British plans to - maybe - take part in EU elections risk legal chaos in the next European Parliament, which could be resolved only by treaty change - an unlikely prospect.

Press freedom and the EU elections

We are campaigning for the next European Commission to appoint a commissioner with a clear mandate to take on the challenge of the protection of freedom, independence and diversity of journalism.

Stakeholders' Highlights

  1. Counter BalanceSign the petition to help reform the EU’s Bank
  2. UNICEFChild rights organisations encourage candidates for EU elections to become Child Rights Champions
  3. UNESDAUNESDA Outlines 2019-2024 Aspirations: Sustainability, Responsibility, Competitiveness
  4. Counter BalanceRecord citizens’ input to EU bank’s consultation calls on EIB to abandon fossil fuels
  5. International Partnership for Human RightsAnnual EU-Turkmenistan Human Rights Dialogue takes place in Ashgabat
  6. Nordic Council of MinistersNew campaign: spot, capture and share Traces of North
  7. Nordic Council of MinistersLeading Nordic candidates go head-to-head in EU election debate
  8. Nordic Council of MinistersNew Secretary General: Nordic co-operation must benefit everybody
  9. Platform for Peace and JusticeMEP Kati Piri: “Our red line on Turkey has been crossed”
  10. UNICEF2018 deadliest year yet for children in Syria as war enters 9th year
  11. Nordic Council of MinistersNordic commitment to driving global gender equality
  12. International Partnership for Human RightsMeet your defender: Rasul Jafarov leading human rights defender from Azerbaijan
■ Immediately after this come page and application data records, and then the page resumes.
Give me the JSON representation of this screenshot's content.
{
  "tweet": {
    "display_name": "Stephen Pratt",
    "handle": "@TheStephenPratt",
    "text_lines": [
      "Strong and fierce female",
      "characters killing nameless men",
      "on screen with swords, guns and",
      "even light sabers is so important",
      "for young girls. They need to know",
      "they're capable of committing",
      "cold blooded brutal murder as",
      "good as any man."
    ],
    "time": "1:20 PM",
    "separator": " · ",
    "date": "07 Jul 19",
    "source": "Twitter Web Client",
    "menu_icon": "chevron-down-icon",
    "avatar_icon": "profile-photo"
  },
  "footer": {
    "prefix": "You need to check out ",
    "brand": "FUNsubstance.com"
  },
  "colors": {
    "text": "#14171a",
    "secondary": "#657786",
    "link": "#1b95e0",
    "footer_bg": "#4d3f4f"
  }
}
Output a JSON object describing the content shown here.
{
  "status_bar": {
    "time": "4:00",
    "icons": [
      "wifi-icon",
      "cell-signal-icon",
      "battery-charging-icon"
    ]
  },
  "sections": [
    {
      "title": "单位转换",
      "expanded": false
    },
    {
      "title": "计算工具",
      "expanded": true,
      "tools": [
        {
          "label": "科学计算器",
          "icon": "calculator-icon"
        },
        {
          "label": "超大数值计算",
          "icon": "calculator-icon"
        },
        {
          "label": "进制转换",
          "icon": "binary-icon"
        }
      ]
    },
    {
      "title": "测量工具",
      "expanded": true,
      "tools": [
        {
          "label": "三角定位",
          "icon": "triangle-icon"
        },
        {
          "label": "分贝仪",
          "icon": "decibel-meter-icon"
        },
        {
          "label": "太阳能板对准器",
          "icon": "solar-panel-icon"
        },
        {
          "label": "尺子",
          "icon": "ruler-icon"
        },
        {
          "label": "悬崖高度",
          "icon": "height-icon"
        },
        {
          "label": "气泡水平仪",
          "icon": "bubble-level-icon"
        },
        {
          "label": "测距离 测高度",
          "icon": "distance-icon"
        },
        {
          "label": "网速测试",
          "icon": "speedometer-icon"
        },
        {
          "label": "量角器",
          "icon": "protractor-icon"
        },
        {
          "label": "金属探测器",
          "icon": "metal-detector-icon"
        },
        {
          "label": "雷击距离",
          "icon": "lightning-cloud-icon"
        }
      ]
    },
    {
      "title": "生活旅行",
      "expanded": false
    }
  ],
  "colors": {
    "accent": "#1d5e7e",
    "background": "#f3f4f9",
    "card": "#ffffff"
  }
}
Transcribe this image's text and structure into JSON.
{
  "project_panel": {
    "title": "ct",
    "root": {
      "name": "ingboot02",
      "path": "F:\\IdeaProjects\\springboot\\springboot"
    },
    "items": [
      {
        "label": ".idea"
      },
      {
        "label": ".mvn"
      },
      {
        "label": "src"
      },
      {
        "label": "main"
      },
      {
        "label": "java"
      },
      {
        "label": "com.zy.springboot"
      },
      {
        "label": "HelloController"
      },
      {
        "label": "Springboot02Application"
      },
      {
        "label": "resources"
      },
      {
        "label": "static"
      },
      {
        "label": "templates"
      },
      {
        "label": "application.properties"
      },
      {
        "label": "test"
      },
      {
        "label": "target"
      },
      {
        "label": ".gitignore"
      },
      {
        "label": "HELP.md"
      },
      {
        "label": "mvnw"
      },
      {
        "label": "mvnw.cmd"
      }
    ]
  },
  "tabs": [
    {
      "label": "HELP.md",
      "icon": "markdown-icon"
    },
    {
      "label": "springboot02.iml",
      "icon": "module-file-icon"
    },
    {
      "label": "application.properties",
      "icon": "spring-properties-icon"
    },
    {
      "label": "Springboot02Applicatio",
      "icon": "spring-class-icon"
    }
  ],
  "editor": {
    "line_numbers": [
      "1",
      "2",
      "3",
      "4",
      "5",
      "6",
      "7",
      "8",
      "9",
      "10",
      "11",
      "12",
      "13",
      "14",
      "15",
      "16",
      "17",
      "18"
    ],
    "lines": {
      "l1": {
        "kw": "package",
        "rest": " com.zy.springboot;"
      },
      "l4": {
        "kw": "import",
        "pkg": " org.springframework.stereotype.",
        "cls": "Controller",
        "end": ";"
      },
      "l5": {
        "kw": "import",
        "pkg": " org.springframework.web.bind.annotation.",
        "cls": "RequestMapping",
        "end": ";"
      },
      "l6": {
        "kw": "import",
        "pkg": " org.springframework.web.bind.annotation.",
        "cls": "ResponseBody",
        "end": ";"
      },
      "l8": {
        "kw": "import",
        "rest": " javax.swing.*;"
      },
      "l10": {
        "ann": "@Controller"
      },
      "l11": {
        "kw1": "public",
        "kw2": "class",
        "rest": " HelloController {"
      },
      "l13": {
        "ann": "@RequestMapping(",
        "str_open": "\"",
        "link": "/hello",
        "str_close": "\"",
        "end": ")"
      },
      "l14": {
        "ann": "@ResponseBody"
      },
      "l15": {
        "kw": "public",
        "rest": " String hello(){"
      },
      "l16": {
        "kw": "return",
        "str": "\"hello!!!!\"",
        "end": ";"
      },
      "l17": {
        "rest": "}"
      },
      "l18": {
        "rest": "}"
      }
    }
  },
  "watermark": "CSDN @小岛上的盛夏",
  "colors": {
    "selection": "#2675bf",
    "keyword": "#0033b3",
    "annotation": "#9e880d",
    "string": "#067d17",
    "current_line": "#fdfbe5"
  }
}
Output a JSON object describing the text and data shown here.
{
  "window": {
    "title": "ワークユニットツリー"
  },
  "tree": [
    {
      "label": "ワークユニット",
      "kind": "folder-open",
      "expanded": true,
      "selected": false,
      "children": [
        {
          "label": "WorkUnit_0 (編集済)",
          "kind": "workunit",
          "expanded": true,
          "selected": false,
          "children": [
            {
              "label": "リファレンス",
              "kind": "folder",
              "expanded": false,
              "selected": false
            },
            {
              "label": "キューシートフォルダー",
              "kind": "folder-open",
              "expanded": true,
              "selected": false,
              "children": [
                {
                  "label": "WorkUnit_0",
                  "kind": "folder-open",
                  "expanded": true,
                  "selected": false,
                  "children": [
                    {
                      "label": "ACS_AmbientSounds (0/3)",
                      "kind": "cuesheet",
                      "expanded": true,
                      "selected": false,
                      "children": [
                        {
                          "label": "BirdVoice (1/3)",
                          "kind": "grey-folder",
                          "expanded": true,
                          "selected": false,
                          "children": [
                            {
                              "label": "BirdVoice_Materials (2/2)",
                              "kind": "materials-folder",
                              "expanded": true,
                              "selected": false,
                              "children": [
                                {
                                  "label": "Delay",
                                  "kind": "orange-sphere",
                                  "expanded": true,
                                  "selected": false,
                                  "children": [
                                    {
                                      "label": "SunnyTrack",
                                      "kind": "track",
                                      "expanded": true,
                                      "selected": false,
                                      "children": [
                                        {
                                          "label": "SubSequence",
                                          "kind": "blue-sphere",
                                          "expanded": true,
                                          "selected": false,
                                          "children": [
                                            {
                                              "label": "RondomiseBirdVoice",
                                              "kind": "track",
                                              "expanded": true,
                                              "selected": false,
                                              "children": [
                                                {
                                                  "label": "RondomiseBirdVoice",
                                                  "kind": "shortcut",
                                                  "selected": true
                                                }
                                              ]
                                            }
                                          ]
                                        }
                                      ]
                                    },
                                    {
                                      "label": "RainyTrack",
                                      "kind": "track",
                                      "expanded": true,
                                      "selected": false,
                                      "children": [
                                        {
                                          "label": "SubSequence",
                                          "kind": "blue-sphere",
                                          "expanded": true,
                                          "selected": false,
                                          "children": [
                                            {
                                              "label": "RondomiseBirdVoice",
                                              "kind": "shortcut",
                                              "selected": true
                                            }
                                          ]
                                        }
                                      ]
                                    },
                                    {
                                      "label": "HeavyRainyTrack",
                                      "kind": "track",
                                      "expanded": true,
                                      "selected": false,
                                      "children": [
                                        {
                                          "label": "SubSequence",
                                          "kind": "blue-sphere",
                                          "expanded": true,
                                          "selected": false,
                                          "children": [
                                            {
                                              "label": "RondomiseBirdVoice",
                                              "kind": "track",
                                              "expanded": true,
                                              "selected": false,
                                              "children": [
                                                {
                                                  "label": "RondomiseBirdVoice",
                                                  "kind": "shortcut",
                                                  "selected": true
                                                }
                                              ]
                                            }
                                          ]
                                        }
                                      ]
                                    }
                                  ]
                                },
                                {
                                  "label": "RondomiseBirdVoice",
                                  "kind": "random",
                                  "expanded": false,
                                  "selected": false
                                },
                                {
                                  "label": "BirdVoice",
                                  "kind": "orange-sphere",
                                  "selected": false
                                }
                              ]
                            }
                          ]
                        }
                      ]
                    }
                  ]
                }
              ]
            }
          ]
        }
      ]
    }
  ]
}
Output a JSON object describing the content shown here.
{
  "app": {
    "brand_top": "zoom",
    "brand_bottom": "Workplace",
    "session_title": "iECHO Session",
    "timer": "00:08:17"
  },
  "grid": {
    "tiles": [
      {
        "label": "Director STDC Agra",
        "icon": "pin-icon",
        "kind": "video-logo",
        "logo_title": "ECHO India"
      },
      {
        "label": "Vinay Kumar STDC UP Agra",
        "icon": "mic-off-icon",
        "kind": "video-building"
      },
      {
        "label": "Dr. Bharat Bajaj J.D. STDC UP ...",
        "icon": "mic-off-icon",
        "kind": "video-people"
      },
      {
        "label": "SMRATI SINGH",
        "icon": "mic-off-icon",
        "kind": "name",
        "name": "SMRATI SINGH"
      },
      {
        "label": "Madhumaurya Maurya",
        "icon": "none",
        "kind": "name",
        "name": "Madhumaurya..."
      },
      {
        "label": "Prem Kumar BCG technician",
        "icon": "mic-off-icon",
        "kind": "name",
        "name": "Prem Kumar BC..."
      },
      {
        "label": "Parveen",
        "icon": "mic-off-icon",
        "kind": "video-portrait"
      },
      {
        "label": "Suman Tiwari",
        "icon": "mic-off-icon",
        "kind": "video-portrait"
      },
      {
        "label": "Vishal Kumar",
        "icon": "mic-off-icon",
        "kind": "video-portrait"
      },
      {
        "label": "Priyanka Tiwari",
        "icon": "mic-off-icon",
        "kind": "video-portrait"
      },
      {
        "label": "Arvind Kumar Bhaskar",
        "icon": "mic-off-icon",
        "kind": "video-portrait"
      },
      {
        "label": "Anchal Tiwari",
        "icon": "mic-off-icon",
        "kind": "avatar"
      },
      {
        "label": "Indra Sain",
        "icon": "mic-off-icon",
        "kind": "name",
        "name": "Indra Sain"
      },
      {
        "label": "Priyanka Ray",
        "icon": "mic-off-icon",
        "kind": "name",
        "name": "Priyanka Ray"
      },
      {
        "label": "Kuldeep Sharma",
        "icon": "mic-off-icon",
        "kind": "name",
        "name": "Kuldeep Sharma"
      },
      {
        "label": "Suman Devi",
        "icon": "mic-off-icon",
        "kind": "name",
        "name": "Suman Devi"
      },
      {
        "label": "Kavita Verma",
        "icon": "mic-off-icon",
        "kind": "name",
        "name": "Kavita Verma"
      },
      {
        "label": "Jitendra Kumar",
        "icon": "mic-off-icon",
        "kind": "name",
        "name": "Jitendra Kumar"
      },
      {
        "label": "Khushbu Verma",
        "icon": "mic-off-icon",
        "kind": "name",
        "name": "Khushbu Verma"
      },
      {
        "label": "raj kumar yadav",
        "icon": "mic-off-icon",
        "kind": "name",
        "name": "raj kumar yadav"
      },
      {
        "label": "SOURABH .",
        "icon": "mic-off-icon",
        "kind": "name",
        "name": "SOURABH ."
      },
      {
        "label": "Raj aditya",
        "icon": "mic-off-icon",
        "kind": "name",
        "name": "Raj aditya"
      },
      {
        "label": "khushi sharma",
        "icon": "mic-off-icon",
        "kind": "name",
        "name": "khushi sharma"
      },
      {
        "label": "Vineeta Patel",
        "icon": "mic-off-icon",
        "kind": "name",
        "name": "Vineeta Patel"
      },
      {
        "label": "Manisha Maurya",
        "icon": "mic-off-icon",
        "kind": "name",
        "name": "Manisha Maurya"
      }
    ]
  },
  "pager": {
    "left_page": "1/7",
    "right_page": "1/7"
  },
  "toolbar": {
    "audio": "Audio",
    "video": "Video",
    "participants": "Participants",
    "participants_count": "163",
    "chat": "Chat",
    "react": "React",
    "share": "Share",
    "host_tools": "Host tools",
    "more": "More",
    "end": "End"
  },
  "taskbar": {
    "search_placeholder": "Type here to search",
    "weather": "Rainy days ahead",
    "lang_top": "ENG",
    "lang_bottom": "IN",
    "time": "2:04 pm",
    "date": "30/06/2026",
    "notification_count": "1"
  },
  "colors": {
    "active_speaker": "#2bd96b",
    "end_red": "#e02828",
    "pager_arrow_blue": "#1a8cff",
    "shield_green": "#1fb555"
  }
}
Latest News

  1. Romania drafts EU code on NGO migrant rescues
  2. Bulgaria, Hungary, and Malta shamed on press unfreedom
  3. EU drafts $20bn US sanctions list in aviation dispute
  4. Brunei defends stoning to death of gay men in EU letter
  5. US Democrats side with Ireland on Brexit
  6. Wifi or 5G to connect EU cars? MEPs weigh in
  7. How Brexit may harm the new EU parliament
  8. EU parliament backs whistleblower law

Stakeholders' Highlights

  1. UNICEFUNICEF Hosts MEPs in Jordan Ahead of Brussels Conference on the Future of Syria
  2. Nordic Council of MinistersNordic talks on parental leave at the UN
  3. International Partnership for Human RightsTrial of Chechen prisoner of conscience and human rights activist Oyub Titiev continues.
  4. Nordic Council of MinistersNordic food policy inspires India to be a sustainable superpower
  5. Nordic Council of MinistersMilestone for Nordic-Baltic e-ID
  6. Counter BalanceEU bank urged to free itself from fossil fuels and take climate leadership
  7. Intercultural Dialogue PlatformRoundtable: Muslim Heresy and the Politics of Human Rights, Dr. Matthew J. Nelson
  8. Platform for Peace and JusticeTurkey suffering from the lack of the rule of law
  9. UNESDASoft Drinks Europe welcomes Tim Brett as its new president
  10. Nordic Council of MinistersNordic ministers take the lead in combatting climate change
  11. Counter BalanceEuropean Parliament takes incoherent steps on climate in future EU investments
  12. International Partnership For Human RightsKyrgyz authorities have to immediately release human rights defender Azimjon Askarov

Stakeholders' Highlights

  1. Nordic Council of MinistersSeminar on disability and user involvement
  2. Nordic Council of MinistersInternational appetite for Nordic food policies
  3. Nordic Council of MinistersNew Nordic Innovation House in Hong Kong
  4. Nordic Council of MinistersNordic Region has chance to become world leader when it comes to start-ups
  5. Nordic Council of MinistersTheresa May: “We will not be turning our backs on the Nordic region”
  6. International Partnership for Human RightsOpen letter to Emmanuel Macron ahead of Uzbek president's visit
  7. International Partnership for Human RightsRaising key human rights concerns during visit of Turkmenistan's foreign minister
  8. Nordic Council of MinistersState of the Nordic Region presented in Brussels
  9. Nordic Council of MinistersThe vital bioeconomy. New issue of “Sustainable Growth the Nordic Way” out now
  10. Nordic Council of MinistersThe Nordic gender effect goes international
  11. Nordic Council of MinistersPaula Lehtomaki from Finland elected as the Council's first female Secretary General
  12. Nordic Council of MinistersNordic design sets the stage at COP24, running a competition for sustainable chairs

Join EUobserver

Support quality EU news

Join us